● Exercise directions
Filter the records below down to lines containing "Silver".

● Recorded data
--- START ---

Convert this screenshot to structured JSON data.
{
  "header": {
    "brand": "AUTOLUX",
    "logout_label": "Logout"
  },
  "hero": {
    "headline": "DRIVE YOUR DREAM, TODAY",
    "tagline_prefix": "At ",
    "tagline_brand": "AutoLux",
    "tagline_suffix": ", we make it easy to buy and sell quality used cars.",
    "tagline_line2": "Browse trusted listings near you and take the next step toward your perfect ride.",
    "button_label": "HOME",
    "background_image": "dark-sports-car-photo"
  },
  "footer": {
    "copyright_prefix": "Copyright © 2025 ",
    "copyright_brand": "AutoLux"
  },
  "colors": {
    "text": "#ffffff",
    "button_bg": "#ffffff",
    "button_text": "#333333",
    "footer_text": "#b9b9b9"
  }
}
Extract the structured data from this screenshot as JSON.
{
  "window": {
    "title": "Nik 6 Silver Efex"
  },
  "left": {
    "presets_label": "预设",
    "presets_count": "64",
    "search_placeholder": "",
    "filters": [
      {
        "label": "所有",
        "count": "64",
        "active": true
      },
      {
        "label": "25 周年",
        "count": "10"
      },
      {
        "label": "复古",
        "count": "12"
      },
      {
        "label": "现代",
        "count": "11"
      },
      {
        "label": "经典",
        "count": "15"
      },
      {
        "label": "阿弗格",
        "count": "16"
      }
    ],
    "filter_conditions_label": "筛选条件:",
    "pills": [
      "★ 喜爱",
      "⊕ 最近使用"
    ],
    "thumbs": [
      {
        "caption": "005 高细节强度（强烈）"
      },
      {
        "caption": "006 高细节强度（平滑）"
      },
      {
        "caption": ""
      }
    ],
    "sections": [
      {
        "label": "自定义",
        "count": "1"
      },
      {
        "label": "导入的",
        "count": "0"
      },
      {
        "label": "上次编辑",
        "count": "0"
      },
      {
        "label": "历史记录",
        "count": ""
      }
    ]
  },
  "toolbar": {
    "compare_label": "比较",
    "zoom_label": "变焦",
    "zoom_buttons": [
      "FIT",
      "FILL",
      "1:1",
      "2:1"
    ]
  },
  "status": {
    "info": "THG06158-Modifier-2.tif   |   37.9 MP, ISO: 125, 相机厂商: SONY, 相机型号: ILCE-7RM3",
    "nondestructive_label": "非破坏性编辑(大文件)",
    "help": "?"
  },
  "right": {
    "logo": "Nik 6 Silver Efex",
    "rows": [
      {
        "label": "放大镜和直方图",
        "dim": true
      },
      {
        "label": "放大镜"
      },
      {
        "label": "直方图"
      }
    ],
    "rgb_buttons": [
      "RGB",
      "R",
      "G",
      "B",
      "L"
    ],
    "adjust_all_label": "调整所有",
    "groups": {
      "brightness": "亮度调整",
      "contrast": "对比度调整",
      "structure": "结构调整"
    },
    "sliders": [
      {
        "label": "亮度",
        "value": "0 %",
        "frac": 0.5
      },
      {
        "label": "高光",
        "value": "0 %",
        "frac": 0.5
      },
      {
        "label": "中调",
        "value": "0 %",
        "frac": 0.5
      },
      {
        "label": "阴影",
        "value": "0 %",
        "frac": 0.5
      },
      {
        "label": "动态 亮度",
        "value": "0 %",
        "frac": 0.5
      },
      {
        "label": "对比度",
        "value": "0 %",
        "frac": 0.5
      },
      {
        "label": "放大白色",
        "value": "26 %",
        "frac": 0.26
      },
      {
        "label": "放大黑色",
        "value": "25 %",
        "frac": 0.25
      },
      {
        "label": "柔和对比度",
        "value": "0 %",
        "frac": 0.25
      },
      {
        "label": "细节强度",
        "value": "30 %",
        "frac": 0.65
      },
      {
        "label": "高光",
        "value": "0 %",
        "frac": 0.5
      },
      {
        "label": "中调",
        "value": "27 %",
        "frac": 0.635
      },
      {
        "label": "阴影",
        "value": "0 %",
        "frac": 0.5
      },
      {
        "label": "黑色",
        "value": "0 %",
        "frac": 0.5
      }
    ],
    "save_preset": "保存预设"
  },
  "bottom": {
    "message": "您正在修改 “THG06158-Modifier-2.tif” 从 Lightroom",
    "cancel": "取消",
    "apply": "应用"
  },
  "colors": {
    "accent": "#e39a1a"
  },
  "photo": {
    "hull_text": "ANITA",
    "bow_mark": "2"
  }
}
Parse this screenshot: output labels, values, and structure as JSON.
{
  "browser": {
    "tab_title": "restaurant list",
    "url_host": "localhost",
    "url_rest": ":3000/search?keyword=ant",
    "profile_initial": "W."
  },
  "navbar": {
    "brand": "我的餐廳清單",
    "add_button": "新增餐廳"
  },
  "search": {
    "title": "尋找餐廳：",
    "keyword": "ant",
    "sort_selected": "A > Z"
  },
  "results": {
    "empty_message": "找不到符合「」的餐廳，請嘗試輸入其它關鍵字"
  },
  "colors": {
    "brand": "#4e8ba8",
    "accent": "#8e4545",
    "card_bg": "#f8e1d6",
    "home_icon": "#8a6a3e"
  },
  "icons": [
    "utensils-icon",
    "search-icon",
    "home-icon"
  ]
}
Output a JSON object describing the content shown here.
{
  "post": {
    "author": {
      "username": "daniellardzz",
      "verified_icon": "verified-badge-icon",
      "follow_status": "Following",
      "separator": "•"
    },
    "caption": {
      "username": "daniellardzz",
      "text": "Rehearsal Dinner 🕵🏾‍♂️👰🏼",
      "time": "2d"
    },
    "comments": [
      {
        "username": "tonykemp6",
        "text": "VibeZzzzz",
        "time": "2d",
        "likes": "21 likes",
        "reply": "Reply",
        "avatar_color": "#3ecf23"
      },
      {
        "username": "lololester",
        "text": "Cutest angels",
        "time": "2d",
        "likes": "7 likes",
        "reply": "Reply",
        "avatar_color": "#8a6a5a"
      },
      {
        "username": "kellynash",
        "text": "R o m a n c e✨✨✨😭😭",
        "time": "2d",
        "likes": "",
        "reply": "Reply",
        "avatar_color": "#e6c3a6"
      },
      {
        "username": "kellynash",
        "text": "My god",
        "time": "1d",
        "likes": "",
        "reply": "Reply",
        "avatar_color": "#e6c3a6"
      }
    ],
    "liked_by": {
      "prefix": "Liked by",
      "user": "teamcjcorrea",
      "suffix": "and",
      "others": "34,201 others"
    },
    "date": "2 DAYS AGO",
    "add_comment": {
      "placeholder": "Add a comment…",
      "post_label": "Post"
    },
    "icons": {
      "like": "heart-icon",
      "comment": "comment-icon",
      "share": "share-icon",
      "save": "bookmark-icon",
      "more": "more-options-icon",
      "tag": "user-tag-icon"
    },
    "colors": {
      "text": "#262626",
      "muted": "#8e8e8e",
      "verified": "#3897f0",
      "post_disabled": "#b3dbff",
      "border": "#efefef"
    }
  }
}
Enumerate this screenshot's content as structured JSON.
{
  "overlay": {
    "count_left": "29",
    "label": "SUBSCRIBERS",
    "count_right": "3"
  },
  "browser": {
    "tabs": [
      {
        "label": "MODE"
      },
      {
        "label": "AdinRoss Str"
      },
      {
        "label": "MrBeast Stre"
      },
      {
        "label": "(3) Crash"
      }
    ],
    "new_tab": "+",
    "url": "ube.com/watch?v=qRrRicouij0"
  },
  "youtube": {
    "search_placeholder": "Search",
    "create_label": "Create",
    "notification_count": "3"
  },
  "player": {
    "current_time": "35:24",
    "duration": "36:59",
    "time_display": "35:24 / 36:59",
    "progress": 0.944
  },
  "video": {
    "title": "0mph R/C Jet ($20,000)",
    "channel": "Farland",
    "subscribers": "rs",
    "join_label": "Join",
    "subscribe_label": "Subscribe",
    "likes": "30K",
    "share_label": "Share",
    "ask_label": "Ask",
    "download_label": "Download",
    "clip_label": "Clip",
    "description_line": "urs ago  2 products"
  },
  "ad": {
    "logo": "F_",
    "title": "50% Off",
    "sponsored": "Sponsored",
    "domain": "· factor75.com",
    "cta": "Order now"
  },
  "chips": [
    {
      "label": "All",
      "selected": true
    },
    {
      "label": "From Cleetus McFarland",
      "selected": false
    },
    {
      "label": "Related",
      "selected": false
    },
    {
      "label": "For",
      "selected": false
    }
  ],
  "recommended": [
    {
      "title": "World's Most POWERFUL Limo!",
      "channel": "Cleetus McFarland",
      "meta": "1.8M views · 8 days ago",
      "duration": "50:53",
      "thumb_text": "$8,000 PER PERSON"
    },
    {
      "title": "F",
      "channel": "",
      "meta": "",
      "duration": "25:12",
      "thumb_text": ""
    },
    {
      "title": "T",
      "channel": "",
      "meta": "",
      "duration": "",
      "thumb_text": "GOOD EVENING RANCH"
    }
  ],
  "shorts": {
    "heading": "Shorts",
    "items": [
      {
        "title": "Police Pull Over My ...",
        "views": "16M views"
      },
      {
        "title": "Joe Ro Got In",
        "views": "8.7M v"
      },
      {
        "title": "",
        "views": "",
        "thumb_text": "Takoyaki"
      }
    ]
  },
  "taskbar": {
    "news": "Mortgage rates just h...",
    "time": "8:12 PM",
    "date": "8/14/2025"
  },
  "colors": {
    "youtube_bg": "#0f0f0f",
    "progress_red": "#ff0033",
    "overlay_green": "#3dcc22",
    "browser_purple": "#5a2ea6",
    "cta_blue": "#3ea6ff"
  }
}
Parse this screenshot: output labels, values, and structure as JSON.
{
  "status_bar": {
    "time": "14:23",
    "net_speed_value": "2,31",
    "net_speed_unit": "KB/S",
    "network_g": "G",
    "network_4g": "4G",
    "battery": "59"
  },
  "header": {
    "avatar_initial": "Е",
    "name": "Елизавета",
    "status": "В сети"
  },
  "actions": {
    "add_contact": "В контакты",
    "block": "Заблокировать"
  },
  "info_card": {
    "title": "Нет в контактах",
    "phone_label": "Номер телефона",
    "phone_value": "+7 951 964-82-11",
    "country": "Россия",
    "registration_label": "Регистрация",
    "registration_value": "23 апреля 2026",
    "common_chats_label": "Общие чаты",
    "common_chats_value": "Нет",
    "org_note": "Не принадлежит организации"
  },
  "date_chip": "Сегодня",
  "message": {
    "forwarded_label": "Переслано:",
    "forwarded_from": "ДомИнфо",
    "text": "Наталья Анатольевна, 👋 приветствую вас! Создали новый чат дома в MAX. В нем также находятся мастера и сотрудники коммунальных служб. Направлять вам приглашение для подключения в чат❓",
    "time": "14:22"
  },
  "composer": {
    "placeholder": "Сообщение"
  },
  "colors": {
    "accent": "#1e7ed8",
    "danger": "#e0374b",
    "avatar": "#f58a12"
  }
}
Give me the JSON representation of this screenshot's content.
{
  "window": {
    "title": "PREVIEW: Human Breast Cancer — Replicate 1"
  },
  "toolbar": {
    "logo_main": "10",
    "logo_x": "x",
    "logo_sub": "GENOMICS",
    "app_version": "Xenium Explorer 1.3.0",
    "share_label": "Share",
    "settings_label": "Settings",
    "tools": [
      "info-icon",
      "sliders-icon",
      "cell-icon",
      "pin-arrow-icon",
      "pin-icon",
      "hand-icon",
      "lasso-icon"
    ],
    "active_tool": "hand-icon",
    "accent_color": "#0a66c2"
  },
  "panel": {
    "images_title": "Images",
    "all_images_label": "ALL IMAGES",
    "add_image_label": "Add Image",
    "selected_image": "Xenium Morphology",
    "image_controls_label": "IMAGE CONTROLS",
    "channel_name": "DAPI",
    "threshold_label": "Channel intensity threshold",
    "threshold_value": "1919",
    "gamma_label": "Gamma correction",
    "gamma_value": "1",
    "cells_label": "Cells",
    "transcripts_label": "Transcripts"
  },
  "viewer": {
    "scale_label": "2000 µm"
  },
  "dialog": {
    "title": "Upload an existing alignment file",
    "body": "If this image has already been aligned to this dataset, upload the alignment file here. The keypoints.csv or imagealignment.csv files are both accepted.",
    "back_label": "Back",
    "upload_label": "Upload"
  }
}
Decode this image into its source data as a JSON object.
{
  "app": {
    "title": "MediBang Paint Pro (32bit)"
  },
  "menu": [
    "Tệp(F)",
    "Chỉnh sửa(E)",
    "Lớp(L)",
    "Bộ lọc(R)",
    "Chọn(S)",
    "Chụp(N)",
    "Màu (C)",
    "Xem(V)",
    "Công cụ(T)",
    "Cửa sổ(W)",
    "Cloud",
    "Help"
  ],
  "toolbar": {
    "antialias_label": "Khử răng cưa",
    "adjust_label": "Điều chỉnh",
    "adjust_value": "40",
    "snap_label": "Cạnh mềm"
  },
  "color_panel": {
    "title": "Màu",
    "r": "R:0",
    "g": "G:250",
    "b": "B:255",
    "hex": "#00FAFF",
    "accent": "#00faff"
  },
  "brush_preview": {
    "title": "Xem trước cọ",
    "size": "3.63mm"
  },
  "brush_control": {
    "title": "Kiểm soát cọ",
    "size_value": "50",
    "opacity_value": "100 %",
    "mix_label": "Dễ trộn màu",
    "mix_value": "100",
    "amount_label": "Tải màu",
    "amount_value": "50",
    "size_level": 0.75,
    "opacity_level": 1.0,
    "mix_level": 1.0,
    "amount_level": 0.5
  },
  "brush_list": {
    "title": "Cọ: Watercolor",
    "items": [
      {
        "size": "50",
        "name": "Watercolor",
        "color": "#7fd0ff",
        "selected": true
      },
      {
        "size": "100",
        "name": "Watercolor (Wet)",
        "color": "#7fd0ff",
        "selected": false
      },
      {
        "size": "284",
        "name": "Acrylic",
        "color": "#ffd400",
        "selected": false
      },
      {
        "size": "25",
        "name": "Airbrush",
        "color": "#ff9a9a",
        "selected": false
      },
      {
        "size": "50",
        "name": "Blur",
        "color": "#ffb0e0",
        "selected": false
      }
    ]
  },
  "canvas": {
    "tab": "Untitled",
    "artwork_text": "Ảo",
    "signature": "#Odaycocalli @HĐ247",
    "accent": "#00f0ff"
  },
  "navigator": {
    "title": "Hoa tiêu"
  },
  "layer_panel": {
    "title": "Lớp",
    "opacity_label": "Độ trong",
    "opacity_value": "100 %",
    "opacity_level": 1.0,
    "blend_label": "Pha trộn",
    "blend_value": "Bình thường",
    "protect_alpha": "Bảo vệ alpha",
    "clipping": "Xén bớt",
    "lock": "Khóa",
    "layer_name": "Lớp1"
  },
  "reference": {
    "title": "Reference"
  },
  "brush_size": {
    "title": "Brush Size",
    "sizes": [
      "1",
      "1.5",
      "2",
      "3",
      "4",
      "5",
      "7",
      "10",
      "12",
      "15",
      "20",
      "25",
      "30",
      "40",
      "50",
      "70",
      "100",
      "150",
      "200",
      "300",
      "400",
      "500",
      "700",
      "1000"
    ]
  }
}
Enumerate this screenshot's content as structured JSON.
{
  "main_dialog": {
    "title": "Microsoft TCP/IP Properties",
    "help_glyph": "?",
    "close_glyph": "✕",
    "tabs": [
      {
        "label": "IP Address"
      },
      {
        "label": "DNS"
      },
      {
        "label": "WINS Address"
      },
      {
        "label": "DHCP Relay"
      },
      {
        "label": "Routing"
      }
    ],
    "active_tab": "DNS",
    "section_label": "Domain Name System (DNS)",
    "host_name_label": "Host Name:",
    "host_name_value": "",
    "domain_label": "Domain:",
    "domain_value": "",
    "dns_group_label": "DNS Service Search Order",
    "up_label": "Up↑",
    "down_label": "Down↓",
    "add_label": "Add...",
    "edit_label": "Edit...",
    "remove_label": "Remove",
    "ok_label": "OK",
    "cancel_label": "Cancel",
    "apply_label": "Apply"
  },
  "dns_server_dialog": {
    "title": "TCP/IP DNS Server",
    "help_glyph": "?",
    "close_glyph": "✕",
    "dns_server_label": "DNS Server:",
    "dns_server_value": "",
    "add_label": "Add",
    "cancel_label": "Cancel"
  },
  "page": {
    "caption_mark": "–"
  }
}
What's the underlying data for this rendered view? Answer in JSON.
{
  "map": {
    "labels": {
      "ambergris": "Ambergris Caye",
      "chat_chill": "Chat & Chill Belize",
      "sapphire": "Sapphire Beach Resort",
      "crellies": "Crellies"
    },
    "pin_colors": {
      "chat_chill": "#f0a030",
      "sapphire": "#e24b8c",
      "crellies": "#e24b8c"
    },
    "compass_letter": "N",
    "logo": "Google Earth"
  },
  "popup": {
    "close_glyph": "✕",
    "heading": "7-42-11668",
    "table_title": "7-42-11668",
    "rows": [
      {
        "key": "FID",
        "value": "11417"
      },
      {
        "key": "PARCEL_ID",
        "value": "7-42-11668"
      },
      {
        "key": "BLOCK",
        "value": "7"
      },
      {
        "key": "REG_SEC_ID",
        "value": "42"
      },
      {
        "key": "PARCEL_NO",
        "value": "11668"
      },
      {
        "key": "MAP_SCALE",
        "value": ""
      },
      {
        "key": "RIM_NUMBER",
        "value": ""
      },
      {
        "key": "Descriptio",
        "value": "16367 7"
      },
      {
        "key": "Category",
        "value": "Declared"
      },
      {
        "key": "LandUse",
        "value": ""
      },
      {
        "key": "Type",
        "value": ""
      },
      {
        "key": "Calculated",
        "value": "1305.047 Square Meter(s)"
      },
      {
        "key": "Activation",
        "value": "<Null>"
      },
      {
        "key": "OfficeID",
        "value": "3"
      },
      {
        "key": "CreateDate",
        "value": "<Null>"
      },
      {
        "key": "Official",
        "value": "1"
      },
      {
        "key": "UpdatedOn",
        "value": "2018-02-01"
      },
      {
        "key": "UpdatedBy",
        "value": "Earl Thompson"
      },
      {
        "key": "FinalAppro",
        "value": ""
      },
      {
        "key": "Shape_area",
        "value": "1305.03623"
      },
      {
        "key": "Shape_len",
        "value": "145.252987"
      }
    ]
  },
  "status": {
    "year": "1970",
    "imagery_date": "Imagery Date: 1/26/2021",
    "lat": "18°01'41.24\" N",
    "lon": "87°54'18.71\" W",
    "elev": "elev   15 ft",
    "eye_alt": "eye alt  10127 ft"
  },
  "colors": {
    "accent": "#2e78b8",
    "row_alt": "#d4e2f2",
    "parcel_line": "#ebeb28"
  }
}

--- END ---

● Output
    "title": "Nik 6 Silver Efex"
    "logo": "Nik 6 Silver Efex",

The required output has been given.